Resource Room

What Happens Here

  • Storage of shared books, materials, toys and teaching aids
  • Work space for copying trimming, or laminating
  • Storage of departmental records
  • Work area for departmental staff or volunteers
  • Posting of information for volunteers
  • Sorting of recyclable trash

What to Look For

  • Is the church served by a single resource room or by multiple small spaces distributed throughout the facility?
  • Who is permitted to use the work room?
  • What kinds of cabinets are provided for storage?
  • Closed storage cabinets
  • Open storage shelves
  • Drawers
  • Lockers
  • Work surfaces
  • Mail boxes
  • How easy is it to see what materials are available and what needs to be restocked?
  • Can valuable materials secured?
  • Are there provisions for cutting, separating or otherwise breaking down bulk materials such as rolled paper into usable quantities or sizes?
  • Are there provisions for cleaning toys and other similar shared items?
  • Is there a formal process for checking out and returning borrowed materials?
  • Does the work room double as a break room?

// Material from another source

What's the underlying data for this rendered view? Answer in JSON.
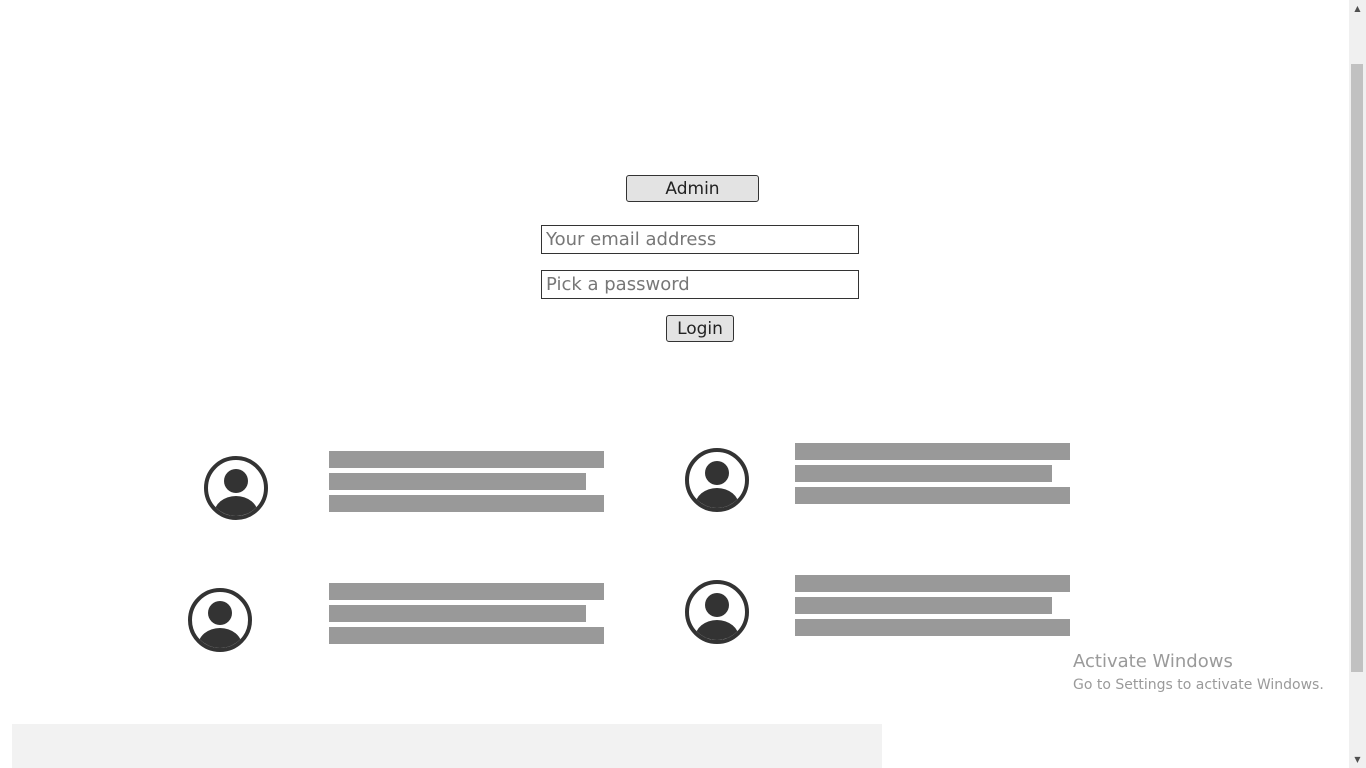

Why It Matters

A “resource” or “supply room” is a mainstay of educational facilities, especially if the organization can’t afford (or doesn’t wish) to stock every age group with materials that are used only intermittently.  Shared ownership makes it especially important to have a system, both on paper and in the arrangement of the space, that will help keep track of what’s available – and what’s missing.


Many churches use plastic bins or see-through shoe boxes to keep similar materials together and visible.

If you can’t count on volunteers to return borrowed materials to their proper location, consider a “dump station” in your resource room.  Ask them to leave everything in one spot and recruit a volunteer to reshelve everything afterwards.  Yes, it takes an extra step and an extra volunteer, but its much more effective than begging everyone to clean up after themselves.

Room x Room posts are brief examinations of the nature, purpose and potential of typical spaces used in ministry. The intent is to help users see and consider how each component contributes to (or hinders) the ministry it serves.